_Goal of the exercise_
From the records below, copy every line that contains the word "Heartbeat".

_Supplied material_

▬▬▬▬▬▬▬▬▬▬

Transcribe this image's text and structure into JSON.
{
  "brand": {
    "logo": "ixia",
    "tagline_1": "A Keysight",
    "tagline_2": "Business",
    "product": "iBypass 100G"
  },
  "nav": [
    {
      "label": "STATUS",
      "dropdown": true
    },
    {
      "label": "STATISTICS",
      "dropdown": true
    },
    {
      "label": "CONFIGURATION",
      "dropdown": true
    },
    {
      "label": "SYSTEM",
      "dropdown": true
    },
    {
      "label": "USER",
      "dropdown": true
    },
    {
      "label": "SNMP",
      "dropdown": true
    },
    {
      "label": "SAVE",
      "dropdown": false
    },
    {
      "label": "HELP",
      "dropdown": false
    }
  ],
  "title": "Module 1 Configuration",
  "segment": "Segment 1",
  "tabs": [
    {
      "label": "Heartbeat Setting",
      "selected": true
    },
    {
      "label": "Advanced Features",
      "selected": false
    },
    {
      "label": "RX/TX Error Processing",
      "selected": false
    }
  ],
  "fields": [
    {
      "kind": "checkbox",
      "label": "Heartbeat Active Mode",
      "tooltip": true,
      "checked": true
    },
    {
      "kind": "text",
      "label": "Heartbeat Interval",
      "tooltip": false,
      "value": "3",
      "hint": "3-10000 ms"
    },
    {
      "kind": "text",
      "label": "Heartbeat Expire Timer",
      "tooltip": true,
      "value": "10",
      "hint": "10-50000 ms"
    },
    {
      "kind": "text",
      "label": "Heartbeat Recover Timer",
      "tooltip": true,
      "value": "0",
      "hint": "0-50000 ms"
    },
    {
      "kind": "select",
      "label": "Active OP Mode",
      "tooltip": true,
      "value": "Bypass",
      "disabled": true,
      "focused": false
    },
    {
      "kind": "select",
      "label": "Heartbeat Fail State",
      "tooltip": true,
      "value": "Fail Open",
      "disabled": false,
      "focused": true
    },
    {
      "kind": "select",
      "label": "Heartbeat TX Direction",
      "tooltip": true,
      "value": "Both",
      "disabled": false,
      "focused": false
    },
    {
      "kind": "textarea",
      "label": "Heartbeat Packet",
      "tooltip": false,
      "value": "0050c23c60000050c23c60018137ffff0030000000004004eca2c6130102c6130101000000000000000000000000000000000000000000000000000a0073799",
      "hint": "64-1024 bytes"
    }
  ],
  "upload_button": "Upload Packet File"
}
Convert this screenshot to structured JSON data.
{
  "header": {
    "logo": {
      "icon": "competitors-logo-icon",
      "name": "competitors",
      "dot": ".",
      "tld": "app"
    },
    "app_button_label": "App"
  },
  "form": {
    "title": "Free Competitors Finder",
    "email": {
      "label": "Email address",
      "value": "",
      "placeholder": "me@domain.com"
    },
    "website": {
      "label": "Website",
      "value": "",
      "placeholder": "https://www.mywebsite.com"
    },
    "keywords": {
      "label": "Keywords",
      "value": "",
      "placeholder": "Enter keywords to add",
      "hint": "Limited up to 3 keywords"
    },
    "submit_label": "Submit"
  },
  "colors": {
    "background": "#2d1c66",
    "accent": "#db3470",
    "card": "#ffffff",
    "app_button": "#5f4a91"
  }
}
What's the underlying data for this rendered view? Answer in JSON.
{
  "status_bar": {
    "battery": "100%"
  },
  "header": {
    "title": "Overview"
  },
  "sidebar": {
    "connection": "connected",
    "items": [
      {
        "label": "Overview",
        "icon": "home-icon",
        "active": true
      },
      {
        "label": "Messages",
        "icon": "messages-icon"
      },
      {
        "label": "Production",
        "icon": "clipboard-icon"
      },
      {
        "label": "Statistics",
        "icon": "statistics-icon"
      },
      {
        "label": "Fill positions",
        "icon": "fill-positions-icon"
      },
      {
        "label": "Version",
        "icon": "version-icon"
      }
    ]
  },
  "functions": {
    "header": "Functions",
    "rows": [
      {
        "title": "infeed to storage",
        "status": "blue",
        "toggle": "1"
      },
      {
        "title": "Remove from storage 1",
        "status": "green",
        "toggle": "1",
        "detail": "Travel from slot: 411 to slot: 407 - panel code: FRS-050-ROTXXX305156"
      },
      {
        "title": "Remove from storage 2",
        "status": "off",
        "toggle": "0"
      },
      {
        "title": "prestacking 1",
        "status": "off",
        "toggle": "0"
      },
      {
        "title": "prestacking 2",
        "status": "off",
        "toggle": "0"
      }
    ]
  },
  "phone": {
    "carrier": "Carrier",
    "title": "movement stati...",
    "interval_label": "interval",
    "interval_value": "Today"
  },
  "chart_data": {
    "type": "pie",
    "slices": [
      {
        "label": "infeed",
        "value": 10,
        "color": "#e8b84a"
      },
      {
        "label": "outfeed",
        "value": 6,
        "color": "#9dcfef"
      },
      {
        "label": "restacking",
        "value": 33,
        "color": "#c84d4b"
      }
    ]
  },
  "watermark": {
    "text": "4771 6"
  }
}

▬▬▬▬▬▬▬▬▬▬

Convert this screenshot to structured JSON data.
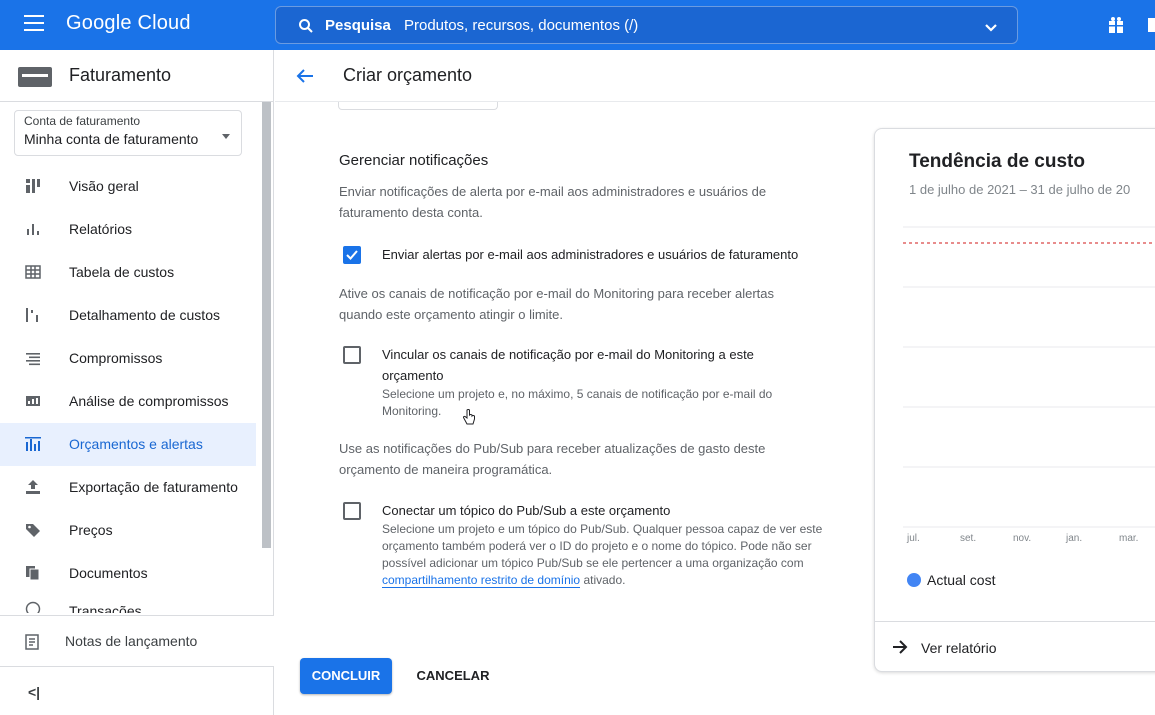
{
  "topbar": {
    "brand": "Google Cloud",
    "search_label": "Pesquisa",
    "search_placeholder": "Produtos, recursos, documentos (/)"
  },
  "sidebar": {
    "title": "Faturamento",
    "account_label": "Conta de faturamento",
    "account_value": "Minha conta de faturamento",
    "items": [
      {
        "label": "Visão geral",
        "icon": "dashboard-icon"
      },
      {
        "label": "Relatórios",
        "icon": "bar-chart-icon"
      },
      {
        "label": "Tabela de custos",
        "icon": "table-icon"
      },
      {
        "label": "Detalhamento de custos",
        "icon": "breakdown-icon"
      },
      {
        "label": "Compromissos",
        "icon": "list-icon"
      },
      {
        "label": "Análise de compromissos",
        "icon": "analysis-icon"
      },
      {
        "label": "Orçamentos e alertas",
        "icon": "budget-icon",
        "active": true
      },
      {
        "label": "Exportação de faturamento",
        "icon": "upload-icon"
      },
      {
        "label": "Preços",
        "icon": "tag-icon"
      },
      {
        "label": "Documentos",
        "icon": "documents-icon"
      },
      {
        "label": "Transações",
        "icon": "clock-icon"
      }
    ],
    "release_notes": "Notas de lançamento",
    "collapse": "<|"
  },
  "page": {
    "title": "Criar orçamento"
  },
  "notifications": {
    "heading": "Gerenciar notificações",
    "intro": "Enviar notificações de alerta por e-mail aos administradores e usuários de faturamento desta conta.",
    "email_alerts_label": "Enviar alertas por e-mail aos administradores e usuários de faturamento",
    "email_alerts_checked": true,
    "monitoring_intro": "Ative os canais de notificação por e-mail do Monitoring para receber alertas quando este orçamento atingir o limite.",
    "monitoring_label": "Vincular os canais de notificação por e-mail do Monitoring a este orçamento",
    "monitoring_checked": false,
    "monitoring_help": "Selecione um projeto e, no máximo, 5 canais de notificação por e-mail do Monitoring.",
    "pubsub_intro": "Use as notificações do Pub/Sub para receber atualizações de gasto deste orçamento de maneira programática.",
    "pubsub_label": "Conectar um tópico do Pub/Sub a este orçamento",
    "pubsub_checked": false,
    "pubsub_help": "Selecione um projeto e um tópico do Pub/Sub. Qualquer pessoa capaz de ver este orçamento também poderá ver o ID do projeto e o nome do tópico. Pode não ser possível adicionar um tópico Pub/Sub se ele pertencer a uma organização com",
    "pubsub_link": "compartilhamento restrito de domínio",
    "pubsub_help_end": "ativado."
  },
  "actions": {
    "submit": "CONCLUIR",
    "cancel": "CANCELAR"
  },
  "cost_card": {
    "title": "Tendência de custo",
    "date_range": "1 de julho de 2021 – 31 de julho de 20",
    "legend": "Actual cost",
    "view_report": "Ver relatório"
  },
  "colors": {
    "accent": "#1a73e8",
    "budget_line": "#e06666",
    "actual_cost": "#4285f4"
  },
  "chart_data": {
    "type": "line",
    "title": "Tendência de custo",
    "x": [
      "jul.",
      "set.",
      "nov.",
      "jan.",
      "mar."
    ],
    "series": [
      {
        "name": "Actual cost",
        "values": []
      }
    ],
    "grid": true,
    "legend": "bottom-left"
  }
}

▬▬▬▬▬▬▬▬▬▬

_Written answer_
      "label": "Heartbeat Setting",
      "label": "Heartbeat Active Mode",
      "label": "Heartbeat Interval",
      "label": "Heartbeat Expire Timer",
      "label": "Heartbeat Recover Timer",
      "label": "Heartbeat Fail State",
      "label": "Heartbeat TX Direction",
      "label": "Heartbeat Packet",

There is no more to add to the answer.